The government’s social relief of distress (SRD) grant, popularly known as the R350 grant, will cost government R44 billion over the next 12 months.
This was announced on Wednesday by Finance Minister Enoch Godongwana during his inaugural national budget speech in Cape Town. Godongwana said the R182 billion tax windfall boosted by a commodity boom would be used for the extension of the special grant.
R350 SRD grant
President Cyril Ramaphosa earlier this month extended the SRD grant by another year, until March 2023, during his State of the Nation Address (Sona).
Government first introduced the temporary relief measure in April 2020 at the height of the Covid-19 pandemic, as part of its R500 billion stimulus package.

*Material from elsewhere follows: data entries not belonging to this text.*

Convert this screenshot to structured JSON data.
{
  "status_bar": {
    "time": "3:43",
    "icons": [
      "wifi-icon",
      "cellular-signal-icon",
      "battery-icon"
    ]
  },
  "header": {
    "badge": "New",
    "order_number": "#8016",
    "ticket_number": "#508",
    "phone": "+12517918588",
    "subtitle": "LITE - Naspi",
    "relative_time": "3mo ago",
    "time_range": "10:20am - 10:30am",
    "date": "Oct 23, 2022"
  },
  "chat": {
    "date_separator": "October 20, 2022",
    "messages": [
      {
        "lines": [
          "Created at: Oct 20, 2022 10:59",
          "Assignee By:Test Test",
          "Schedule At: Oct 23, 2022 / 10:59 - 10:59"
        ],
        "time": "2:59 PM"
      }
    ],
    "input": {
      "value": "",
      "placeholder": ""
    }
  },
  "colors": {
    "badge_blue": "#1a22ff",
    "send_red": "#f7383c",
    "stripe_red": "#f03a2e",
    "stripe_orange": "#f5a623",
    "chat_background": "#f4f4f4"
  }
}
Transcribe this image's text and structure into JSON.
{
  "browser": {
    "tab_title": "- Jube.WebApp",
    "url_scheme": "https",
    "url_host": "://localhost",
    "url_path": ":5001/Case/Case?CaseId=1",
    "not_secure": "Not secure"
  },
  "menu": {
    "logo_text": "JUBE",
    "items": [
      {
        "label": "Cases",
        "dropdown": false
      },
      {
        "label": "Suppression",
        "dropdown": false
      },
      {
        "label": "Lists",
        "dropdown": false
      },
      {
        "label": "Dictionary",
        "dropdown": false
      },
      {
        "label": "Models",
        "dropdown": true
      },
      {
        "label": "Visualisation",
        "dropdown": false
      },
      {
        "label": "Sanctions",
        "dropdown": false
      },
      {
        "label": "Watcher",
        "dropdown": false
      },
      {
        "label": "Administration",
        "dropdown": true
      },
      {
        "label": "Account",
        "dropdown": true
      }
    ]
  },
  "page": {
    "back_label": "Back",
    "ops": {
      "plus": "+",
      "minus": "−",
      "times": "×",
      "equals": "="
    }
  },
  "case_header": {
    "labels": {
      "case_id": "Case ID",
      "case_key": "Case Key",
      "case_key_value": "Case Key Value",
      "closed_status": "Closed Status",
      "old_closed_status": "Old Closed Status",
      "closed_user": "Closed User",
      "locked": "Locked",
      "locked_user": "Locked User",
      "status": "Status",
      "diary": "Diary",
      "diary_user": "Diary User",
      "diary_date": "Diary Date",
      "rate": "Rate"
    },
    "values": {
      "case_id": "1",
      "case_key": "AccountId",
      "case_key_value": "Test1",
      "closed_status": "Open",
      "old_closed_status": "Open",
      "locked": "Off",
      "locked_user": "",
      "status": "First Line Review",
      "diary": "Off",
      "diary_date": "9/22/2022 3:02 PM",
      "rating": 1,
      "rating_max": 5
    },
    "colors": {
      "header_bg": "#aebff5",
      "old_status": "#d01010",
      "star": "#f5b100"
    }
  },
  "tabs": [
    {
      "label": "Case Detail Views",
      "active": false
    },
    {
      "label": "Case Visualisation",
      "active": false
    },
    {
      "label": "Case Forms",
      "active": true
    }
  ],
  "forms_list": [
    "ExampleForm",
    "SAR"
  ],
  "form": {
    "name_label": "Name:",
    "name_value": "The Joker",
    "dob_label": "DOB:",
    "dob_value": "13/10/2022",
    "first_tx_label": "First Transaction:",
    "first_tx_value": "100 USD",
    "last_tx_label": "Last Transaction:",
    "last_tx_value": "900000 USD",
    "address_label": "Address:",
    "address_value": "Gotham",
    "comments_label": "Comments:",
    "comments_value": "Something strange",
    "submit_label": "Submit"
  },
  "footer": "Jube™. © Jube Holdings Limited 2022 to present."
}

The SRD grant is aimed at those aged between 18 and 59 years old, without any source of income support, and those facing undue financial hardships due to unemployment during the pandemic.
Godongwana said the Department of Social Development would receive the largest allocation of R58.6 billion over the medium term for its social welfare programmes.
The minister said more than 46% of South Africans were receiving social grants, translating to approximately 18 million South Africans.
“This emergency [R350] grant added to the country’s already extensive social safety net. South Africa now pays grants to more than 46 percent of the population,” he said.
Basic income grant
While National Treasury said it was still considering proposals around a universal basic income grant (BIG) for South Africa, there have been growing calls from civil society organisations for government to implement one to address the country’s high levels of unemployment poverty and inequalities.
READ MORE: Budget 2022 in a 5 minutes: 7 key takeaways
Human rights organisation, Black Sash, this month called on government to implement the BIG before the SRD grant is terminated in March next year.
The organisation said a permanent basic income support was inevitable given government’s constitutional and international human rights obligations.
“Given that the existence of the R350 SRD grant is dependent on the National State of Disaster, which will be lifted soon, the SRD grant must now be empowered by the Social Assistance Act.
“Incorporating the grant into the social assistance legal framework will help to begin the process of phasing in permanent income support for those aged 18 to 59 years with little to no income,” said Black Sash’s spokesperson Esley Philander.
Black Sash said it would continue to lobby, along with other civil society organisations, for the grant to be increased to R624 in order to match the SA’s Food Poverty Line.
Compiled by Thapelo Lekabe